Way back in November 2008 I mentioned a code review of some test scripts.  I remembered something I saw many months ago (more than a year?) and this reminded me I wanted to revisit it.

 

The purpose of most of our automation scripts is to verify that the functionality we expect to be in the product actually works.  It's a pretty simple concept to understand so I won't belabor it too much.

 

Suppose, though, I had a script that adds a section to a notebook.  One of the verifications I would need to perform would be to ensure the number of sections increased by exactly one.  I also need to add this information to my log file so that I can have some trail to investigate if something goes awry.

 

Here’s some pseudocode to do this:

 

Int numberOfSectionsBefore = Notebook.GetSectionCount();

Notebook.AddSection("My New Section Name");

Int numberOfSectionsAfter = Notebook.GetSectionCount();

 

A verification I have seen some people use is

 

If( numberOfSectionsBefore != numberOfSectionsAfter-1 )

{

Log.Append("Number of sections does not match");

//fail the test, exit

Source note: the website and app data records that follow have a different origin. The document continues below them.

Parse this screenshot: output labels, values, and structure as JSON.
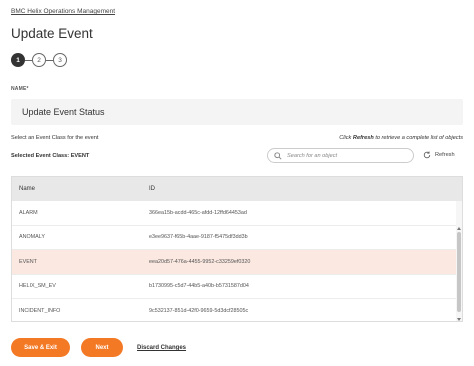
{
  "breadcrumb": "BMC Helix Operations Management",
  "page_title": "Update Event",
  "stepper": {
    "steps": [
      "1",
      "2",
      "3"
    ],
    "active": 1
  },
  "name_label": "NAME*",
  "name_value": "Update Event Status",
  "instructions": {
    "left": "Select an Event Class for the event",
    "right_prefix": "Click ",
    "right_bold": "Refresh",
    "right_suffix": " to retrieve a complete list of objects"
  },
  "selected_class": "Selected Event Class: EVENT",
  "search": {
    "placeholder": "Search for an object",
    "icon": "search-icon"
  },
  "refresh_label": "Refresh",
  "table": {
    "headers": {
      "name": "Name",
      "id": "ID"
    },
    "rows": [
      {
        "name": "ALARM",
        "id": "366ea15b-acdd-465c-afdd-12ffd64453ad",
        "selected": false
      },
      {
        "name": "ANOMALY",
        "id": "e3ee9637-f65b-4aae-9187-f5475df3dd3b",
        "selected": false
      },
      {
        "name": "EVENT",
        "id": "eea20d57-476a-4455-9952-c33259ef0320",
        "selected": true
      },
      {
        "name": "HELIX_SM_EV",
        "id": "b1730995-c5d7-44b5-a40b-b5731587d04",
        "selected": false
      },
      {
        "name": "INCIDENT_INFO",
        "id": "9c532137-851d-42f0-9659-5d3dcf28505c",
        "selected": false
      }
    ]
  },
  "buttons": {
    "save_exit": "Save & Exit",
    "next": "Next",
    "discard": "Discard Changes"
  },
  "colors": {
    "accent": "#f47925",
    "selected_row": "#fbe8e1"
  }
}
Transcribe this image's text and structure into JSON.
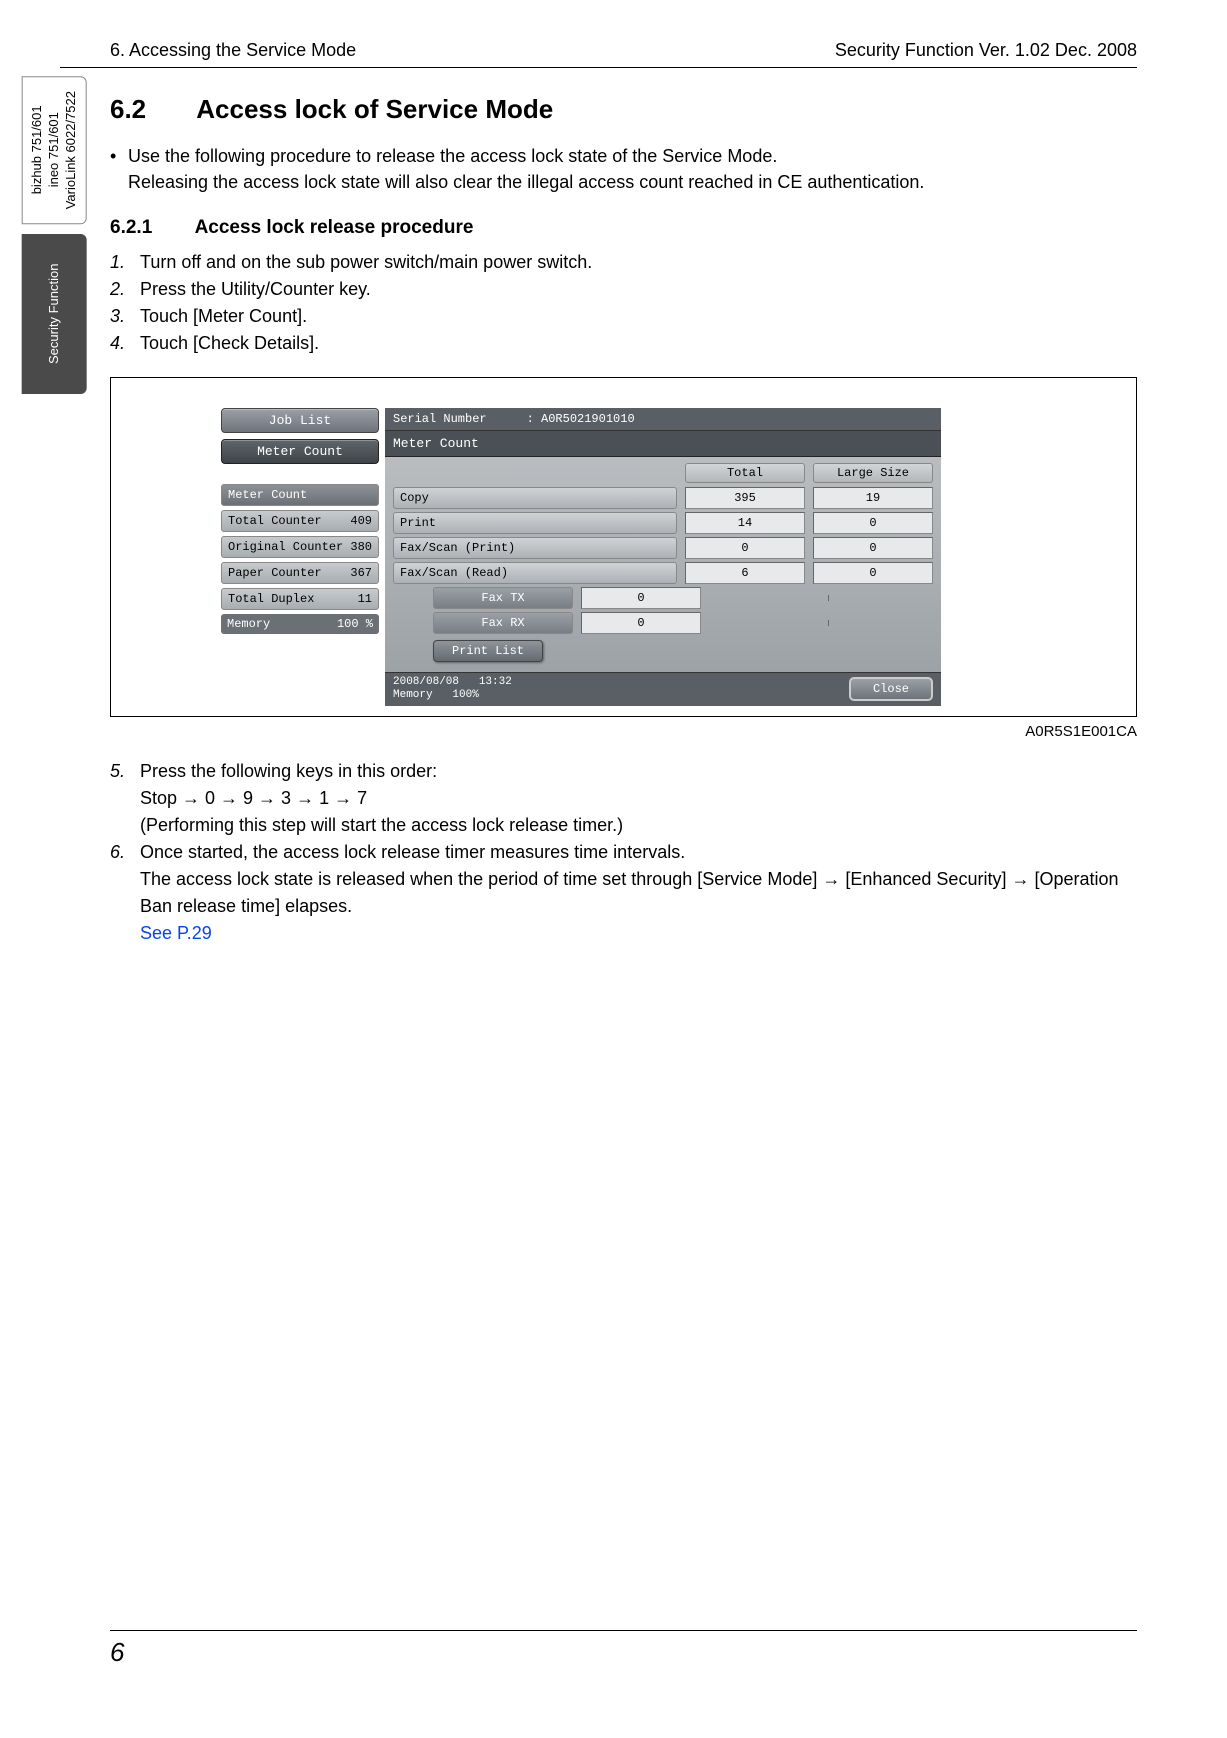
{
  "header": {
    "left": "6. Accessing the Service Mode",
    "right": "Security Function Ver. 1.02 Dec. 2008"
  },
  "side_tabs": {
    "models": "bizhub 751/601\nineo 751/601\nVarioLink 6022/7522",
    "security": "Security Function"
  },
  "section": {
    "num": "6.2",
    "title": "Access lock of Service Mode"
  },
  "intro": {
    "line1": "Use the following procedure to release the access lock state of the Service Mode.",
    "line2": "Releasing the access lock state will also clear the illegal access count reached in CE authentication."
  },
  "subsection": {
    "num": "6.2.1",
    "title": "Access lock release procedure"
  },
  "steps_a": [
    {
      "n": "1.",
      "t": "Turn off and on the sub power switch/main power switch."
    },
    {
      "n": "2.",
      "t": "Press the Utility/Counter key."
    },
    {
      "n": "3.",
      "t": "Touch [Meter Count]."
    },
    {
      "n": "4.",
      "t": "Touch [Check Details]."
    }
  ],
  "figure_id": "A0R5S1E001CA",
  "ui": {
    "left_buttons": {
      "job_list": "Job List",
      "meter_count": "Meter Count"
    },
    "left_info": [
      {
        "label": "Meter Count",
        "val": "",
        "selected": true
      },
      {
        "label": "Total Counter",
        "val": "409"
      },
      {
        "label": "Original Counter",
        "val": "380"
      },
      {
        "label": "Paper Counter",
        "val": "367"
      },
      {
        "label": "Total Duplex",
        "val": "11"
      }
    ],
    "memory": {
      "label": "Memory",
      "val": "100 %"
    },
    "serial": {
      "label": "Serial Number",
      "value": ": A0R5021901010"
    },
    "panel_title": "Meter Count",
    "col_heads": {
      "total": "Total",
      "large": "Large Size"
    },
    "rows": [
      {
        "label": "Copy",
        "total": "395",
        "large": "19",
        "indent": false
      },
      {
        "label": "Print",
        "total": "14",
        "large": "0",
        "indent": false
      },
      {
        "label": "Fax/Scan (Print)",
        "total": "0",
        "large": "0",
        "indent": false
      },
      {
        "label": "Fax/Scan (Read)",
        "total": "6",
        "large": "0",
        "indent": false
      },
      {
        "label": "Fax TX",
        "total": "0",
        "large": "",
        "indent": true
      },
      {
        "label": "Fax RX",
        "total": "0",
        "large": "",
        "indent": true
      }
    ],
    "print_list": "Print List",
    "footer": {
      "date": "2008/08/08",
      "time": "13:32",
      "mem_label": "Memory",
      "mem_val": "100%"
    },
    "close": "Close"
  },
  "steps_b": {
    "s5": {
      "n": "5.",
      "line1": "Press the following keys in this order:",
      "line2": "Stop → 0 → 9 → 3 → 1 → 7",
      "line3": "(Performing this step will start the access lock release timer.)"
    },
    "s6": {
      "n": "6.",
      "line1": "Once started, the access lock release timer measures time intervals.",
      "line2": "The access lock state is released when the period of time set through [Service Mode] → [Enhanced Security] → [Operation Ban release time] elapses.",
      "link": "See P.29"
    }
  },
  "page_number": "6"
}
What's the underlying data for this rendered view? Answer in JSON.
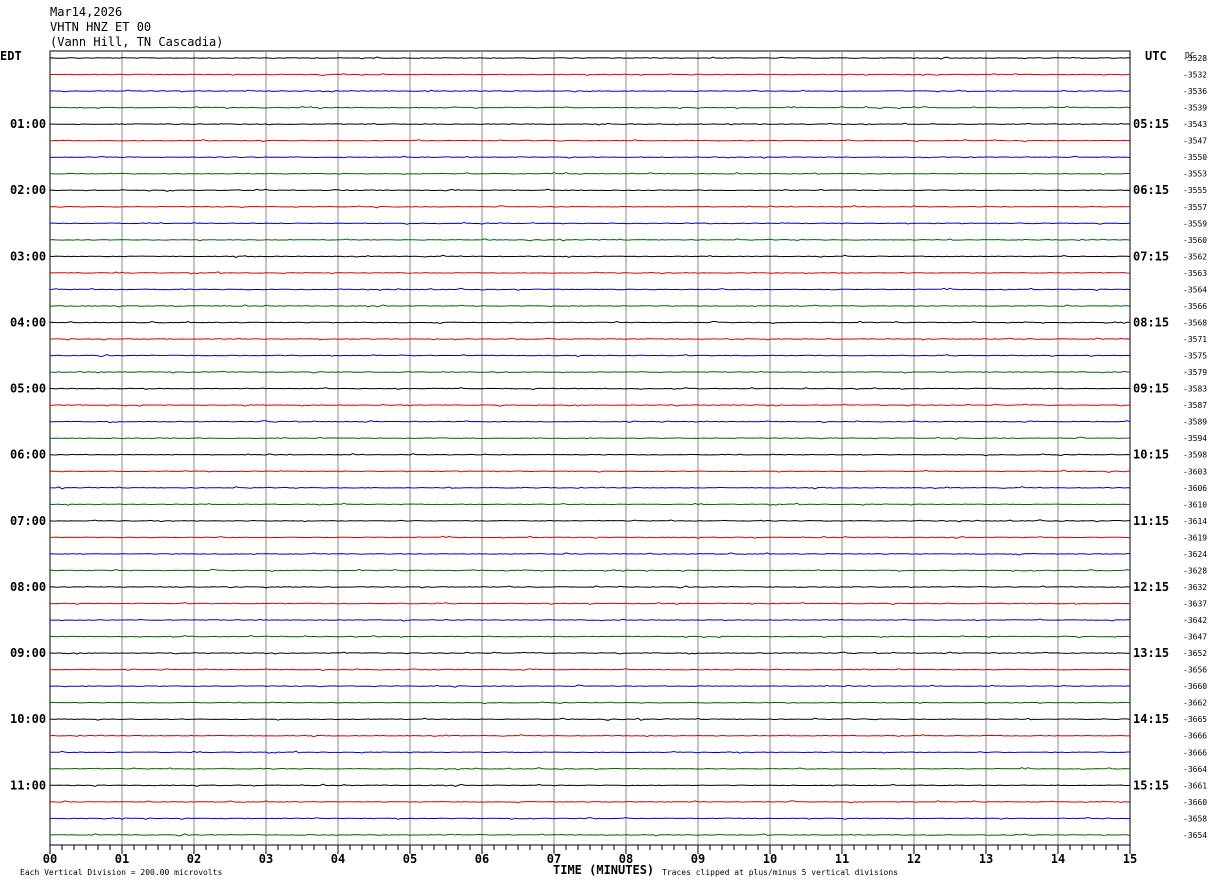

}

 

It turns out seeing this type of verification is a pet peeve of mine.  While it works, it does not tell me the whole picture about what happens if the values do not match.  I can think of three ways this could fail:

  1. The new section did not get added, so the number of sections remains unchanged.
  2. The new section got added, but somehow an existing section got deleted, so the number of sections remains the same.
  3. Two (or more sections) got added, so the counts are off by 2 instead of the expected 1.

 

And there are a ton of variations of these cases you can imagine for yourself.

 

To help isolate what might have gone wrong, I would add some code to log the values as well:

If( numberOfSectionsBefore != numberOfSectionsAfter-1 )

{

Log.Append("Number of sections does not match");

Log.Append("The number of sections before adding was " + numberOfSectionsBefore );

Log.Append"The number of sections after adding was "+ numberOfSectionsAfter);

//fail the test, exit

}

 

And then I would probably also log the section names that exist to help out if potential error number 2 was hit (to help differentiate it from case 1).

 

Kind of boring and basic, I know.  But I think this needs to be done all the time.

 

Oh, and we have methods in our automation system that will log values being compared automatically, so there really is no reason to miss logging something obvious like this.

 

Questions, comments, concerns and criticisms always welcome,

John